**Task to complete**
Exactly as they stand, set down the following records once more.

**Records shown**
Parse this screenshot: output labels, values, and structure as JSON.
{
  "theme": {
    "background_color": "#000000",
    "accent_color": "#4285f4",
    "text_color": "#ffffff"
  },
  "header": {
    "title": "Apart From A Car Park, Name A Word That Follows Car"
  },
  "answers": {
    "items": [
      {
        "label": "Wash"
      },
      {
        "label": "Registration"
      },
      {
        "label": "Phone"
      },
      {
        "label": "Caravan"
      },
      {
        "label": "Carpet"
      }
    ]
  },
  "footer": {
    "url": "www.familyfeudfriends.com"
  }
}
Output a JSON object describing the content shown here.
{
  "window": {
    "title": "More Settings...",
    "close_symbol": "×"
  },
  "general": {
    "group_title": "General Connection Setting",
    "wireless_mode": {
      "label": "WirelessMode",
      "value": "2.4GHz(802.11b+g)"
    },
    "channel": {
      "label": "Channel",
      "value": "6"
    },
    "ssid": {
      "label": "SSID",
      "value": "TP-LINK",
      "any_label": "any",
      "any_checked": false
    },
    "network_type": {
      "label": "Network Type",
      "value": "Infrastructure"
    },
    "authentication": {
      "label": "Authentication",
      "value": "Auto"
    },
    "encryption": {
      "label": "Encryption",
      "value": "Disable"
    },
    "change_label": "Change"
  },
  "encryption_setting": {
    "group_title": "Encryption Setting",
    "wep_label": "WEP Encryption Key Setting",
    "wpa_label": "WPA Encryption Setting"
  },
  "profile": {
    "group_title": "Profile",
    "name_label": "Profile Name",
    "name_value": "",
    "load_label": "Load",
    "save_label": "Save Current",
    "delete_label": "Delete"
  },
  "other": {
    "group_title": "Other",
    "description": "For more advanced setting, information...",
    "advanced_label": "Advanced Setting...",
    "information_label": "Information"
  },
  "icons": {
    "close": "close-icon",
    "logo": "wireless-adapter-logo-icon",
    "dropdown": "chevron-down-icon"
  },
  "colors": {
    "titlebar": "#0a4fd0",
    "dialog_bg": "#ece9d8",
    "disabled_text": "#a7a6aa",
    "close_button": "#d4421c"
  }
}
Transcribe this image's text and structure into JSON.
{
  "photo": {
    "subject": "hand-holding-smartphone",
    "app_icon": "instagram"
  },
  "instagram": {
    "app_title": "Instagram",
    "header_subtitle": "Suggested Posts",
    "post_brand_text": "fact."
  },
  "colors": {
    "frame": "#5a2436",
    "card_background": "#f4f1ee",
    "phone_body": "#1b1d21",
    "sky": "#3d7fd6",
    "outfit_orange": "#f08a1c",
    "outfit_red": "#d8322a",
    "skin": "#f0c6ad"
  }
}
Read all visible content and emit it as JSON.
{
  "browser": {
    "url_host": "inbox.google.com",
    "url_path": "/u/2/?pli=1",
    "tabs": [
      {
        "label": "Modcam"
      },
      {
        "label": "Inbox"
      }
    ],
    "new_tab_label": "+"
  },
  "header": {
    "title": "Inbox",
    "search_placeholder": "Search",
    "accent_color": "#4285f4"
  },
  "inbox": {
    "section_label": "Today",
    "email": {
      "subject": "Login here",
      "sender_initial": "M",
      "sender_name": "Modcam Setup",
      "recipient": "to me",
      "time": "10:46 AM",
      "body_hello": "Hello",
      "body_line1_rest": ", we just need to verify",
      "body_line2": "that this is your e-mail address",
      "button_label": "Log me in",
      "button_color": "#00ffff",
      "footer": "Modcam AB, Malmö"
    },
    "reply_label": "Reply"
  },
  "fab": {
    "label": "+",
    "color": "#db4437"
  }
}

**Result**
Parse this screenshot: output labels, values, and structure as JSON.
{
  "theme": {
    "background_color": "#000000",
    "accent_color": "#4285f4",
    "text_color": "#ffffff"
  },
  "header": {
    "title": "Apart From A Car Park, Name A Word That Follows Car"
  },
  "answers": {
    "items": [
      {
        "label": "Wash"
      },
      {
        "label": "Registration"
      },
      {
        "label": "Phone"
      },
      {
        "label": "Caravan"
      },
      {
        "label": "Carpet"
      }
    ]
  },
  "footer": {
    "url": "www.familyfeudfriends.com"
  }
}
Output a JSON object describing the content shown here.
{
  "window": {
    "title": "More Settings...",
    "close_symbol": "×"
  },
  "general": {
    "group_title": "General Connection Setting",
    "wireless_mode": {
      "label": "WirelessMode",
      "value": "2.4GHz(802.11b+g)"
    },
    "channel": {
      "label": "Channel",
      "value": "6"
    },
    "ssid": {
      "label": "SSID",
      "value": "TP-LINK",
      "any_label": "any",
      "any_checked": false
    },
    "network_type": {
      "label": "Network Type",
      "value": "Infrastructure"
    },
    "authentication": {
      "label": "Authentication",
      "value": "Auto"
    },
    "encryption": {
      "label": "Encryption",
      "value": "Disable"
    },
    "change_label": "Change"
  },
  "encryption_setting": {
    "group_title": "Encryption Setting",
    "wep_label": "WEP Encryption Key Setting",
    "wpa_label": "WPA Encryption Setting"
  },
  "profile": {
    "group_title": "Profile",
    "name_label": "Profile Name",
    "name_value": "",
    "load_label": "Load",
    "save_label": "Save Current",
    "delete_label": "Delete"
  },
  "other": {
    "group_title": "Other",
    "description": "For more advanced setting, information...",
    "advanced_label": "Advanced Setting...",
    "information_label": "Information"
  },
  "icons": {
    "close": "close-icon",
    "logo": "wireless-adapter-logo-icon",
    "dropdown": "chevron-down-icon"
  },
  "colors": {
    "titlebar": "#0a4fd0",
    "dialog_bg": "#ece9d8",
    "disabled_text": "#a7a6aa",
    "close_button": "#d4421c"
  }
}
Transcribe this image's text and structure into JSON.
{
  "photo": {
    "subject": "hand-holding-smartphone",
    "app_icon": "instagram"
  },
  "instagram": {
    "app_title": "Instagram",
    "header_subtitle": "Suggested Posts",
    "post_brand_text": "fact."
  },
  "colors": {
    "frame": "#5a2436",
    "card_background": "#f4f1ee",
    "phone_body": "#1b1d21",
    "sky": "#3d7fd6",
    "outfit_orange": "#f08a1c",
    "outfit_red": "#d8322a",
    "skin": "#f0c6ad"
  }
}
Read all visible content and emit it as JSON.
{
  "browser": {
    "url_host": "inbox.google.com",
    "url_path": "/u/2/?pli=1",
    "tabs": [
      {
        "label": "Modcam"
      },
      {
        "label": "Inbox"
      }
    ],
    "new_tab_label": "+"
  },
  "header": {
    "title": "Inbox",
    "search_placeholder": "Search",
    "accent_color": "#4285f4"
  },
  "inbox": {
    "section_label": "Today",
    "email": {
      "subject": "Login here",
      "sender_initial": "M",
      "sender_name": "Modcam Setup",
      "recipient": "to me",
      "time": "10:46 AM",
      "body_hello": "Hello",
      "body_line1_rest": ", we just need to verify",
      "body_line2": "that this is your e-mail address",
      "button_label": "Log me in",
      "button_color": "#00ffff",
      "footer": "Modcam AB, Malmö"
    },
    "reply_label": "Reply"
  },
  "fab": {
    "label": "+",
    "color": "#db4437"
  }
}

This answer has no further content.